The connection between oral health and mental health isn’t yet fully understood, but we know it exists. People with mental health issues are less likely to care for their physical health, and when physical health is impaired, it affects emotional and mental health. Additionally, poor physical health and especially oral health can be harmful to a person’s sense of self-worth and self-esteem.
Depression is a common mental health problem and is associated with alcohol and tobacco abuse, both of which are habits that can cause dental disease. People suffering from depression will often neglect their oral hygiene, increasing the risk of gum disease and tooth decay. Side-effects of antidepressants and mood stabilisers can increase the likelihood of dry mouth and susceptibility to oral bacterial infections.

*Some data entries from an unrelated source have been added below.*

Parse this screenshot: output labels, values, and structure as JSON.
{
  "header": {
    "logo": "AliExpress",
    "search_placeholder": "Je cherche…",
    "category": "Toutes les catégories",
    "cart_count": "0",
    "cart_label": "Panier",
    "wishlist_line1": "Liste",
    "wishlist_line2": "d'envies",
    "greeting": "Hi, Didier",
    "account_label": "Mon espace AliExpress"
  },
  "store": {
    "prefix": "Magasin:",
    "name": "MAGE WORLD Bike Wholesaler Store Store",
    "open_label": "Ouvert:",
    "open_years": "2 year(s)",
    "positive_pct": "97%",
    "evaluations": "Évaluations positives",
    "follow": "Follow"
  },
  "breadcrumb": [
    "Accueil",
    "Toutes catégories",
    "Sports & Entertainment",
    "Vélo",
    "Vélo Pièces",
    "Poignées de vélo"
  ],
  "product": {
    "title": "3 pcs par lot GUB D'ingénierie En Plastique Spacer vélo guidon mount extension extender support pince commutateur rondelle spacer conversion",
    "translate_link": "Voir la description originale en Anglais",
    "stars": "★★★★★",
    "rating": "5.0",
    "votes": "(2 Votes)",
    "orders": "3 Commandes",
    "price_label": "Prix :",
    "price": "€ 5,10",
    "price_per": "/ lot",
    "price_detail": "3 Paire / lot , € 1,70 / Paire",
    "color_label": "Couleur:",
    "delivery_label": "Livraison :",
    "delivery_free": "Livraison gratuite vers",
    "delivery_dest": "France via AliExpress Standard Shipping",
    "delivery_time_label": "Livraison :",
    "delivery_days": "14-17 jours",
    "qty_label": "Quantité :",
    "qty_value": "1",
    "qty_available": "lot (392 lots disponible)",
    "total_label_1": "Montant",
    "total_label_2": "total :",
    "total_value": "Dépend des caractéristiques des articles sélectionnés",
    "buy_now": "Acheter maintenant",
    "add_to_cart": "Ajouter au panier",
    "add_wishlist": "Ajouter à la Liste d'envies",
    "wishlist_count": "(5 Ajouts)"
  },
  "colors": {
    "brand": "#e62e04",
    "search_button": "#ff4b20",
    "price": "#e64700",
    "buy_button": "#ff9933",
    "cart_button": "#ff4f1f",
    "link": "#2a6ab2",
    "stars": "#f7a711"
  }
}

Conversely, poor dental health can increase social anxiety especially if it affects speech or causes bad breath. People with mental illnesses are nearly 3 times as likely to have lost all their teeth, affecting their physical image and possibly their self-esteem. The rates of tooth decay and missing teeth are higher for people with mental illnesses.

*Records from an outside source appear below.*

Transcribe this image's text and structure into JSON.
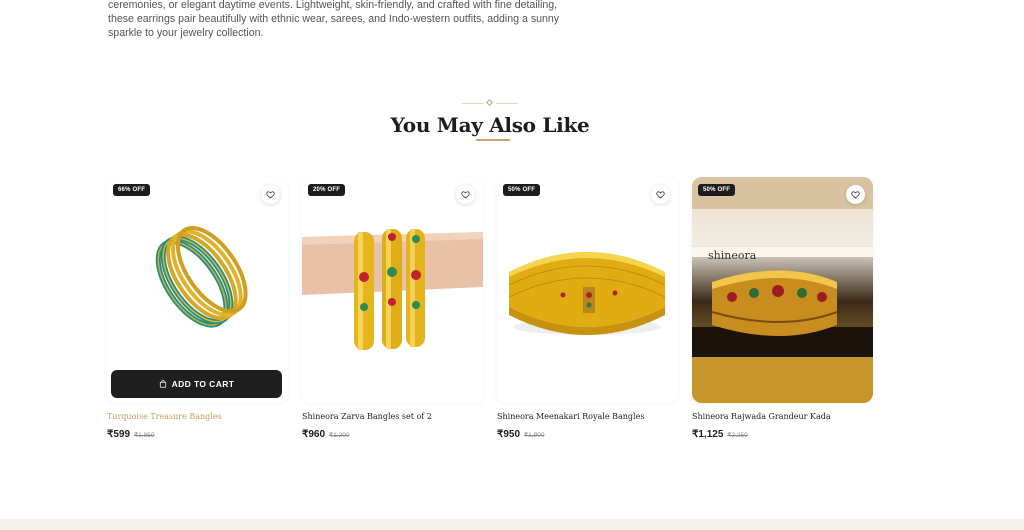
{
  "description": {
    "line1": "ceremonies, or elegant daytime events. Lightweight, skin-friendly, and crafted with fine detailing,",
    "line2": "these earrings pair beautifully with ethnic wear, sarees, and Indo-western outfits, adding a sunny",
    "line3": "sparkle to your jewelry collection."
  },
  "section": {
    "title": "You May Also Like"
  },
  "products": [
    {
      "badge": "66% OFF",
      "name": "Turquoise Treasure Bangles",
      "price": "₹599",
      "mrp": "₹1,850",
      "cta": "ADD TO CART",
      "art": "turquoise-bangles"
    },
    {
      "badge": "20% OFF",
      "name": "Shineora Zarva Bangles set of 2",
      "price": "₹960",
      "mrp": "₹1,200",
      "art": "zarva-bangles-wrist"
    },
    {
      "badge": "50% OFF",
      "name": "Shineora Meenakari Royale Bangles",
      "price": "₹950",
      "mrp": "₹1,900",
      "art": "meenakari-bangles"
    },
    {
      "badge": "50% OFF",
      "name": "Shineora Rajwada Grandeur Kada",
      "price": "₹1,125",
      "mrp": "₹2,250",
      "art": "rajwada-kada",
      "watermark": "shineora"
    }
  ],
  "colors": {
    "accent": "#c39a5d",
    "button": "#1f1f1f",
    "badge": "#1c1c1c"
  }
}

These are all reasons why we take a detailed medical history from all our patients, including a list of all medications. The information allows us to carefully tailor treatment plans so patients can achieve optimum oral health, protecting physical and mental health.